Students stand with a Bernie sign as they participate in a mock caucus.
Emilie Rodriguez / The Nevada Sagebrush Students holding a “Student for Bernie” sign participate in a mock caucus. The mock caucus, hosted by ASUN, was held on Feb. 6.

ASUN hosted a mock caucus on Thursday, Feb. 6 in an effort to teach students about the caucusing process. 

Students ran through the mathematical procedure behind caucusing and practiced the steps of grouping up with their candidate of choice. 

The mock caucus was hosted in the Joe Crowley Student Union.

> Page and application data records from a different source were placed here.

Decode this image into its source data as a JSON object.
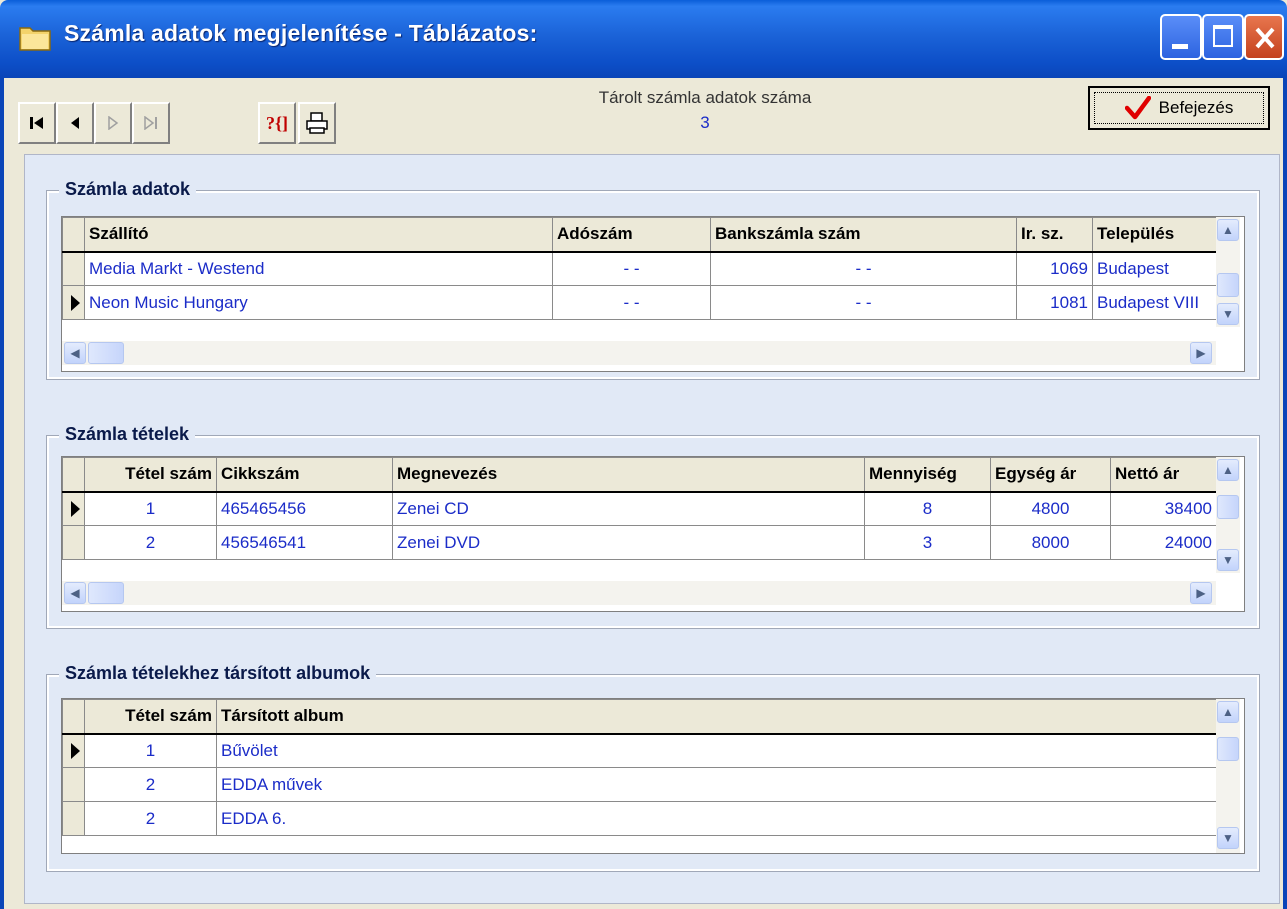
{
  "window": {
    "title": "Számla adatok megjelenítése - Táblázatos:",
    "minimize_icon": "minimize-icon",
    "maximize_icon": "maximize-icon",
    "close_icon": "close-icon"
  },
  "toolbar": {
    "nav_buttons": [
      {
        "name": "first-record-button",
        "glyph": "|◄"
      },
      {
        "name": "prev-record-button",
        "glyph": "◄"
      },
      {
        "name": "next-record-button",
        "glyph": "▷"
      },
      {
        "name": "last-record-button",
        "glyph": "▷|"
      }
    ],
    "query_glyph": "?{]",
    "print_icon": "printer-icon",
    "count_label": "Tárolt számla adatok száma",
    "count_value": "3",
    "finish_label": "Befejezés",
    "finish_icon": "checkmark-icon"
  },
  "invoice": {
    "title": "Számla adatok",
    "columns": [
      "Szállító",
      "Adószám",
      "Bankszámla szám",
      "Ir. sz.",
      "Település"
    ],
    "rows": [
      {
        "selected": false,
        "cells": [
          "Media Markt - Westend",
          "  -  -  ",
          "-       -",
          "1069",
          "Budapest"
        ]
      },
      {
        "selected": true,
        "cells": [
          "Neon Music Hungary",
          "  -  -  ",
          "-       -",
          "1081",
          "Budapest VIII"
        ]
      }
    ]
  },
  "items": {
    "title": "Számla tételek",
    "columns": [
      "Tétel szám",
      "Cikkszám",
      "Megnevezés",
      "Mennyiség",
      "Egység ár",
      "Nettó ár"
    ],
    "rows": [
      {
        "selected": true,
        "cells": [
          "1",
          "465465456",
          "Zenei CD",
          "8",
          "4800",
          "38400"
        ]
      },
      {
        "selected": false,
        "cells": [
          "2",
          "456546541",
          "Zenei DVD",
          "3",
          "8000",
          "24000"
        ]
      }
    ]
  },
  "albums": {
    "title": "Számla tételekhez társított albumok",
    "columns": [
      "Tétel szám",
      "Társított album"
    ],
    "rows": [
      {
        "selected": true,
        "cells": [
          "1",
          "Bűvölet"
        ]
      },
      {
        "selected": false,
        "cells": [
          "2",
          "EDDA művek"
        ]
      },
      {
        "selected": false,
        "cells": [
          "2",
          "EDDA 6."
        ]
      }
    ]
  },
  "colors": {
    "titlebar": "#0a5ed9",
    "cell_text": "#1b2cc8",
    "panel": "#e1e9f6",
    "window_bg": "#ece9d8"
  }
}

One room was for the prospective Democratic candidates, while another room used Disney characters as candidates due to the Republican party not holding a caucus for the 2020 presidential election. 

“This is going to be my first caucus,” said Stevie Applewhite, a junior at UNR. “The gist I’ve gotten on caucusing…on the main day you show up, say I’m here, and say this is why.”

Applewhite is a passionate Bernie supporter who is excited to participate in the Nevada caucus in 2020, and believes Bernie has a good shot. 

“I’m hoping Bernie will get it. He’s doing pretty well in the state,” said Applewhite. 

Most students in attendance were under the age of 18 during the 2016 presidential election, making the mock caucus their first exposure to the voting process. 

“I’m curious as to what it’s all about, I’m not really here for a specific candidate,” said Leah Ramsey-Kruse, a sophomore at UNR.  

It was also Ramesy-Kruse’s first time participating in the caucus. Even though Ramsey-Kruse wasn’t there with a specific candidate in mind, she participated in the Republican mock caucus along with her campus club, the Young Americans for Liberty.  

Students were encouraged to show up to Nevada’s early caucusing dates with their top three candidates in mind. 

At a real caucus, students can voice their preferred candidate and group up with others who support the same candidate. After the doors are closed to the caucus, individuals will be asked to physically stand by their preferred candidate. They are then counted and the candidates that receive 15 percent or more participation are viable. Individuals have the opportunity to change their vote if their candidate is no longer viable. The numbers from early and non-early voting are counted and the winning candidate for that precinct will be announced.

“I was extremely happy to see equal participation for both the Republican and Democratic mock caucus,” said Haley Summers, ASUN’s coordinator for Student Engagement. 

Both rooms had roughly a dozen students, which enabled the mathematical process of caucusing to run smoothly. 

ASUN reached out to individuals and clubs in order to spread awareness of the mock caucus. Summers hopes to hold another mock caucus for students who didn’t participate in the first one. 

“I think the Iowa caucus has put caucusing on the radar,” said Summers. “Now that it’s in everybody’s minds, in the future we would want to do a lot more promotion.”

With 3 weeks remaining before the official Nevada caucus day, Summers recommends going to UNR’s early caucusing dates. If students are not registered to vote, they can register at any of the caucuses. If students wish to change their party affiliation, they can do that as well. If students don’t know their specific precinct for the Feb. 22 Democratic caucus, they can find that information at 

Emilie Rodriguez can be reached at or on Twitter @NevadaSagebrush.